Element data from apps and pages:
☆ ☆ ☆ ☆ ☆

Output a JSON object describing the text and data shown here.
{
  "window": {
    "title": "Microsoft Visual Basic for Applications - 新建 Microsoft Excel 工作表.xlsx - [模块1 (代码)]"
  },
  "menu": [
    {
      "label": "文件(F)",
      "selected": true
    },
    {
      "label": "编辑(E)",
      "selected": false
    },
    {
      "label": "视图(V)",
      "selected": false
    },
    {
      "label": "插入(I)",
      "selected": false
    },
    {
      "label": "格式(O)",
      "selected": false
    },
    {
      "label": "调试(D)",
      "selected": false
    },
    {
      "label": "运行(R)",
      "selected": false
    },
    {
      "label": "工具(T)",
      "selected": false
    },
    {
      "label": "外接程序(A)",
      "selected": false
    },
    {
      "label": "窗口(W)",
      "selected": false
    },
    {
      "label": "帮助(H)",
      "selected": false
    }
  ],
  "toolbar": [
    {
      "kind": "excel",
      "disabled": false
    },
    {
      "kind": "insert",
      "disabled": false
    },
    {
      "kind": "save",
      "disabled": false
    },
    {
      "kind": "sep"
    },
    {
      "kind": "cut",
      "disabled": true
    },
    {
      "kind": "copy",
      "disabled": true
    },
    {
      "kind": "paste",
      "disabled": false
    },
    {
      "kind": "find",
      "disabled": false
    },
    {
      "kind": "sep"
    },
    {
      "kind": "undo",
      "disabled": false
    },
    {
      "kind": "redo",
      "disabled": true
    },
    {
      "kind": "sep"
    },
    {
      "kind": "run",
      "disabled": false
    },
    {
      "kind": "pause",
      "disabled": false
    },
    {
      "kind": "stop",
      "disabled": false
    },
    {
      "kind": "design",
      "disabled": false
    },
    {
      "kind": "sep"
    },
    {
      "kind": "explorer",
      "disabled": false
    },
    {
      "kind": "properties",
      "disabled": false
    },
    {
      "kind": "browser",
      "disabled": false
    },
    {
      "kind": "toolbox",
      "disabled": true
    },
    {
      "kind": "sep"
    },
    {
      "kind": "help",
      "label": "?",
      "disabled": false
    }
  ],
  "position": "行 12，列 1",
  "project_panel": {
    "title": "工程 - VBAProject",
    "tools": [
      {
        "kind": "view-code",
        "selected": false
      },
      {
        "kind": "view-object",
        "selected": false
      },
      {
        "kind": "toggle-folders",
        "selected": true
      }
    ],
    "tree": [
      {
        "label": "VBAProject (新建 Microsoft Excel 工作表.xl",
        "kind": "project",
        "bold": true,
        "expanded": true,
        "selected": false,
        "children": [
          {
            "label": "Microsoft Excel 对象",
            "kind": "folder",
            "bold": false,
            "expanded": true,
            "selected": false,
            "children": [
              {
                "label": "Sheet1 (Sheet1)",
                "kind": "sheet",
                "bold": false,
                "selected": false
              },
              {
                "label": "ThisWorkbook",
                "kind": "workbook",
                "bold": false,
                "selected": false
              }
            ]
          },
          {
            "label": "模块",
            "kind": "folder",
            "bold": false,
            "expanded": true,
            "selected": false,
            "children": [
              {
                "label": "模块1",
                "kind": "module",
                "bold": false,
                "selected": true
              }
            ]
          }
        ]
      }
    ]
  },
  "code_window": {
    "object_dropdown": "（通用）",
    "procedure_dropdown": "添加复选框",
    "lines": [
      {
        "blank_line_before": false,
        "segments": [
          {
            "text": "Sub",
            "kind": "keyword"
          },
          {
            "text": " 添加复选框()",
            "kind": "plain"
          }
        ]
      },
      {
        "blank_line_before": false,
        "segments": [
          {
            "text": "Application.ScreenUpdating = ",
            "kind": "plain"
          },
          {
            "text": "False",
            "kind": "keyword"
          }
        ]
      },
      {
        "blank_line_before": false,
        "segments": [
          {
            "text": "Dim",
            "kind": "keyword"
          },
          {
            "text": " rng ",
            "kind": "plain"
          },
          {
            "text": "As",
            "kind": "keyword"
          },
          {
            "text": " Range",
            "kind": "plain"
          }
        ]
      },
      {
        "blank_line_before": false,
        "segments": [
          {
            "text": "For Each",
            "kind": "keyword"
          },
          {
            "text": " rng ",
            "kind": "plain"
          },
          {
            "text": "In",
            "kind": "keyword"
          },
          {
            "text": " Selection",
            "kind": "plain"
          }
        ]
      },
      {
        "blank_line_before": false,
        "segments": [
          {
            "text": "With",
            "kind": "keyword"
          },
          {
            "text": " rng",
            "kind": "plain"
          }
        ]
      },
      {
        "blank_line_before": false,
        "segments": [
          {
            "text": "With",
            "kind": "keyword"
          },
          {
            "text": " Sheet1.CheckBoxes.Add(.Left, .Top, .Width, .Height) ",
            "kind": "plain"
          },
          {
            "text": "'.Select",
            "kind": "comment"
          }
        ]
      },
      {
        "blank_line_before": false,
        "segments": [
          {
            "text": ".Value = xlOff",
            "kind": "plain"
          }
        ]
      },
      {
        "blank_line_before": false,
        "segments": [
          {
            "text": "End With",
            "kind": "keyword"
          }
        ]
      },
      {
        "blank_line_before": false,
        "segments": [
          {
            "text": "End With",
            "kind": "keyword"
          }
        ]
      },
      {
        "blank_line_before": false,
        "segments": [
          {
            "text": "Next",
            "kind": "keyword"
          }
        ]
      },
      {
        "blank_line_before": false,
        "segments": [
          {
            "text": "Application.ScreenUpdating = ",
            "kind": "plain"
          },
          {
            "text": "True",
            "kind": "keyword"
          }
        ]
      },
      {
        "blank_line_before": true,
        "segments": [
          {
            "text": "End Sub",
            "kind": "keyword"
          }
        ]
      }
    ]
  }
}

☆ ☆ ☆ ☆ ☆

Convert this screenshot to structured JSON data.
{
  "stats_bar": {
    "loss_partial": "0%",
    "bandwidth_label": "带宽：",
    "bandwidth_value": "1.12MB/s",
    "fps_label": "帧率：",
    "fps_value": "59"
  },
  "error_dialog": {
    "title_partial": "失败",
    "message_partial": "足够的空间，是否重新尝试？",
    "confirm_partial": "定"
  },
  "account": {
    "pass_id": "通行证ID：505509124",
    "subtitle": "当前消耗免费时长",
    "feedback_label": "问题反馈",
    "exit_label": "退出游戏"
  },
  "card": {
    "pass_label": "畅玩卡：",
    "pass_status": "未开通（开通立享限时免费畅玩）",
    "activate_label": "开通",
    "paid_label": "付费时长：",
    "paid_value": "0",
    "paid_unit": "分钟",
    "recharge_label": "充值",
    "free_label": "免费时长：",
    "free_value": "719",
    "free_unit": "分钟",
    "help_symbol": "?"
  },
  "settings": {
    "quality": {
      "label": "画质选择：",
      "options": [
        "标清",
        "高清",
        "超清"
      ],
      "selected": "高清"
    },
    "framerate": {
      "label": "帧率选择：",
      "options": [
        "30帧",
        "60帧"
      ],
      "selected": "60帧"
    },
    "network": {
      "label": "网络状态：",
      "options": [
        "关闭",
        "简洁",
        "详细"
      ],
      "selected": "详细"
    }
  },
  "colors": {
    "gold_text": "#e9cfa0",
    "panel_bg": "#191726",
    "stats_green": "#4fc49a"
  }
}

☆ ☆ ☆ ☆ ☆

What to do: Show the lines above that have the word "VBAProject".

Exercise answer:
    "title": "工程 - VBAProject",
        "label": "VBAProject (新建 Microsoft Excel 工作表.xl",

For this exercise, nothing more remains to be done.